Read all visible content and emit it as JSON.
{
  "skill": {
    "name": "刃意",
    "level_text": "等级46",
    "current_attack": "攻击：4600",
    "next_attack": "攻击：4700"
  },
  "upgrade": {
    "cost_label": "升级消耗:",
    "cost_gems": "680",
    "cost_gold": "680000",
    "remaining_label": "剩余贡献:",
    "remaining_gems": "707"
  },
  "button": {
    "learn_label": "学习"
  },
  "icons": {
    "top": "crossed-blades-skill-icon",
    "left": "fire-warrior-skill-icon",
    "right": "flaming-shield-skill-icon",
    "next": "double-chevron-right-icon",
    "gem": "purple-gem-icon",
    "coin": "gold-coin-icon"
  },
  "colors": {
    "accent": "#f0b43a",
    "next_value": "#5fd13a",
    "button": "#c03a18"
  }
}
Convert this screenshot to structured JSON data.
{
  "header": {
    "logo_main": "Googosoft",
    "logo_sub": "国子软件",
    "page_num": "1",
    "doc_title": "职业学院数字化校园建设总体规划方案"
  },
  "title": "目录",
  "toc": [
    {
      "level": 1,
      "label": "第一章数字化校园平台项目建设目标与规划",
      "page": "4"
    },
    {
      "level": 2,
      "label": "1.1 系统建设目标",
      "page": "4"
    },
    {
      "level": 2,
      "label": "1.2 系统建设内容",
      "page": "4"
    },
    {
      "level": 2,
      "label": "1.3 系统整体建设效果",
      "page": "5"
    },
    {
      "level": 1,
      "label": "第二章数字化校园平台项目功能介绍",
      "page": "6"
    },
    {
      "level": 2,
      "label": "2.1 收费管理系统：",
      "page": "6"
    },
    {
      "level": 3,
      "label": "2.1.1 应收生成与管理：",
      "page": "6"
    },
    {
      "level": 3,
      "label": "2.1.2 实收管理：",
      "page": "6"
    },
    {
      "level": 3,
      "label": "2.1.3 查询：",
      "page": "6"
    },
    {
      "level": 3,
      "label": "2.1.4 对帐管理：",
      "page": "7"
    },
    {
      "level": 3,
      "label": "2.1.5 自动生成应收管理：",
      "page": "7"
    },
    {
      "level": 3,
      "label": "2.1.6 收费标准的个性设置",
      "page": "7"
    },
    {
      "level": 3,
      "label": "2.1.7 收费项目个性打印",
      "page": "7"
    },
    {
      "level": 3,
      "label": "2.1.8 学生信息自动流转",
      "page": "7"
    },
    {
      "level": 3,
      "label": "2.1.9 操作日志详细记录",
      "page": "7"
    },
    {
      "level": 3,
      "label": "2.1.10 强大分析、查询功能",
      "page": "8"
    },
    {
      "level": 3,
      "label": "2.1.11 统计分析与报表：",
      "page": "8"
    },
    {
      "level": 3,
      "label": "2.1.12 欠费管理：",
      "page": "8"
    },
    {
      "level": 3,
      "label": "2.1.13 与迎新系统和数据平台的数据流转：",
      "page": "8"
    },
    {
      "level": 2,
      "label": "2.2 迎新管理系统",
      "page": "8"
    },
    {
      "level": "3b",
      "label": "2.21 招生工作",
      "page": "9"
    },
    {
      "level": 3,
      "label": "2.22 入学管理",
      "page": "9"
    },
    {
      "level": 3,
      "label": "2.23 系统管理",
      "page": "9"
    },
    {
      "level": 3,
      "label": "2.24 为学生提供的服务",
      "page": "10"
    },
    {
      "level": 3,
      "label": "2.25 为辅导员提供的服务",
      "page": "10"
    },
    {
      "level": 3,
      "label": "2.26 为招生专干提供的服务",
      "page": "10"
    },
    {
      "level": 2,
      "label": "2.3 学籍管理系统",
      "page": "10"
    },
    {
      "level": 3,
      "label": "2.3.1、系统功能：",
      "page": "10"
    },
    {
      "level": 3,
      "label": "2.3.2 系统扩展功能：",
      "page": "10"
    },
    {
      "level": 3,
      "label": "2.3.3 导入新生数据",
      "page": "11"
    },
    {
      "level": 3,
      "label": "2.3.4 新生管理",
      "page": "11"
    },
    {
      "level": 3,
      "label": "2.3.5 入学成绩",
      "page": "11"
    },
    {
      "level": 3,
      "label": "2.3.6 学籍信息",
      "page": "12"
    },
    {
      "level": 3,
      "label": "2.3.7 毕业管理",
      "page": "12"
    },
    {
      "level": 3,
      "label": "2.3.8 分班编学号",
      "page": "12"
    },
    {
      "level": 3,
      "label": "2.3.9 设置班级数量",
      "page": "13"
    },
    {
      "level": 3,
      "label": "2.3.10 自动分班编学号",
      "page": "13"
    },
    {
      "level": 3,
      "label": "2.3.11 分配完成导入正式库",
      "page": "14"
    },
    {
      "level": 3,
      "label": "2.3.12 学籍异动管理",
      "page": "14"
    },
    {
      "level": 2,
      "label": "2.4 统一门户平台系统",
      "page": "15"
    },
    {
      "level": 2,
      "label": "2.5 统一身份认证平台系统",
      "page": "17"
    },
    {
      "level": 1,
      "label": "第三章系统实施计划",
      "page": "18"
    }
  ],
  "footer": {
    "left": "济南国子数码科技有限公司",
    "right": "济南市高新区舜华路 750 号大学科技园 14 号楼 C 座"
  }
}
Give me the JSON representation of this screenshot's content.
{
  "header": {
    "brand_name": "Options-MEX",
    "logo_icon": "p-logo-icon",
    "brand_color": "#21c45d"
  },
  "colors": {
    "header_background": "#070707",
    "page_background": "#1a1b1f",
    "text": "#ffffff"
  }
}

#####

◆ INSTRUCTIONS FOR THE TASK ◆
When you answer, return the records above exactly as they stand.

◆ OUTPUT ◆
Read all visible content and emit it as JSON.
{
  "skill": {
    "name": "刃意",
    "level_text": "等级46",
    "current_attack": "攻击：4600",
    "next_attack": "攻击：4700"
  },
  "upgrade": {
    "cost_label": "升级消耗:",
    "cost_gems": "680",
    "cost_gold": "680000",
    "remaining_label": "剩余贡献:",
    "remaining_gems": "707"
  },
  "button": {
    "learn_label": "学习"
  },
  "icons": {
    "top": "crossed-blades-skill-icon",
    "left": "fire-warrior-skill-icon",
    "right": "flaming-shield-skill-icon",
    "next": "double-chevron-right-icon",
    "gem": "purple-gem-icon",
    "coin": "gold-coin-icon"
  },
  "colors": {
    "accent": "#f0b43a",
    "next_value": "#5fd13a",
    "button": "#c03a18"
  }
}
Convert this screenshot to structured JSON data.
{
  "header": {
    "logo_main": "Googosoft",
    "logo_sub": "国子软件",
    "page_num": "1",
    "doc_title": "职业学院数字化校园建设总体规划方案"
  },
  "title": "目录",
  "toc": [
    {
      "level": 1,
      "label": "第一章数字化校园平台项目建设目标与规划",
      "page": "4"
    },
    {
      "level": 2,
      "label": "1.1 系统建设目标",
      "page": "4"
    },
    {
      "level": 2,
      "label": "1.2 系统建设内容",
      "page": "4"
    },
    {
      "level": 2,
      "label": "1.3 系统整体建设效果",
      "page": "5"
    },
    {
      "level": 1,
      "label": "第二章数字化校园平台项目功能介绍",
      "page": "6"
    },
    {
      "level": 2,
      "label": "2.1 收费管理系统：",
      "page": "6"
    },
    {
      "level": 3,
      "label": "2.1.1 应收生成与管理：",
      "page": "6"
    },
    {
      "level": 3,
      "label": "2.1.2 实收管理：",
      "page": "6"
    },
    {
      "level": 3,
      "label": "2.1.3 查询：",
      "page": "6"
    },
    {
      "level": 3,
      "label": "2.1.4 对帐管理：",
      "page": "7"
    },
    {
      "level": 3,
      "label": "2.1.5 自动生成应收管理：",
      "page": "7"
    },
    {
      "level": 3,
      "label": "2.1.6 收费标准的个性设置",
      "page": "7"
    },
    {
      "level": 3,
      "label": "2.1.7 收费项目个性打印",
      "page": "7"
    },
    {
      "level": 3,
      "label": "2.1.8 学生信息自动流转",
      "page": "7"
    },
    {
      "level": 3,
      "label": "2.1.9 操作日志详细记录",
      "page": "7"
    },
    {
      "level": 3,
      "label": "2.1.10 强大分析、查询功能",
      "page": "8"
    },
    {
      "level": 3,
      "label": "2.1.11 统计分析与报表：",
      "page": "8"
    },
    {
      "level": 3,
      "label": "2.1.12 欠费管理：",
      "page": "8"
    },
    {
      "level": 3,
      "label": "2.1.13 与迎新系统和数据平台的数据流转：",
      "page": "8"
    },
    {
      "level": 2,
      "label": "2.2 迎新管理系统",
      "page": "8"
    },
    {
      "level": "3b",
      "label": "2.21 招生工作",
      "page": "9"
    },
    {
      "level": 3,
      "label": "2.22 入学管理",
      "page": "9"
    },
    {
      "level": 3,
      "label": "2.23 系统管理",
      "page": "9"
    },
    {
      "level": 3,
      "label": "2.24 为学生提供的服务",
      "page": "10"
    },
    {
      "level": 3,
      "label": "2.25 为辅导员提供的服务",
      "page": "10"
    },
    {
      "level": 3,
      "label": "2.26 为招生专干提供的服务",
      "page": "10"
    },
    {
      "level": 2,
      "label": "2.3 学籍管理系统",
      "page": "10"
    },
    {
      "level": 3,
      "label": "2.3.1、系统功能：",
      "page": "10"
    },
    {
      "level": 3,
      "label": "2.3.2 系统扩展功能：",
      "page": "10"
    },
    {
      "level": 3,
      "label": "2.3.3 导入新生数据",
      "page": "11"
    },
    {
      "level": 3,
      "label": "2.3.4 新生管理",
      "page": "11"
    },
    {
      "level": 3,
      "label": "2.3.5 入学成绩",
      "page": "11"
    },
    {
      "level": 3,
      "label": "2.3.6 学籍信息",
      "page": "12"
    },
    {
      "level": 3,
      "label": "2.3.7 毕业管理",
      "page": "12"
    },
    {
      "level": 3,
      "label": "2.3.8 分班编学号",
      "page": "12"
    },
    {
      "level": 3,
      "label": "2.3.9 设置班级数量",
      "page": "13"
    },
    {
      "level": 3,
      "label": "2.3.10 自动分班编学号",
      "page": "13"
    },
    {
      "level": 3,
      "label": "2.3.11 分配完成导入正式库",
      "page": "14"
    },
    {
      "level": 3,
      "label": "2.3.12 学籍异动管理",
      "page": "14"
    },
    {
      "level": 2,
      "label": "2.4 统一门户平台系统",
      "page": "15"
    },
    {
      "level": 2,
      "label": "2.5 统一身份认证平台系统",
      "page": "17"
    },
    {
      "level": 1,
      "label": "第三章系统实施计划",
      "page": "18"
    }
  ],
  "footer": {
    "left": "济南国子数码科技有限公司",
    "right": "济南市高新区舜华路 750 号大学科技园 14 号楼 C 座"
  }
}
Give me the JSON representation of this screenshot's content.
{
  "header": {
    "brand_name": "Options-MEX",
    "logo_icon": "p-logo-icon",
    "brand_color": "#21c45d"
  },
  "colors": {
    "header_background": "#070707",
    "page_background": "#1a1b1f",
    "text": "#ffffff"
  }
}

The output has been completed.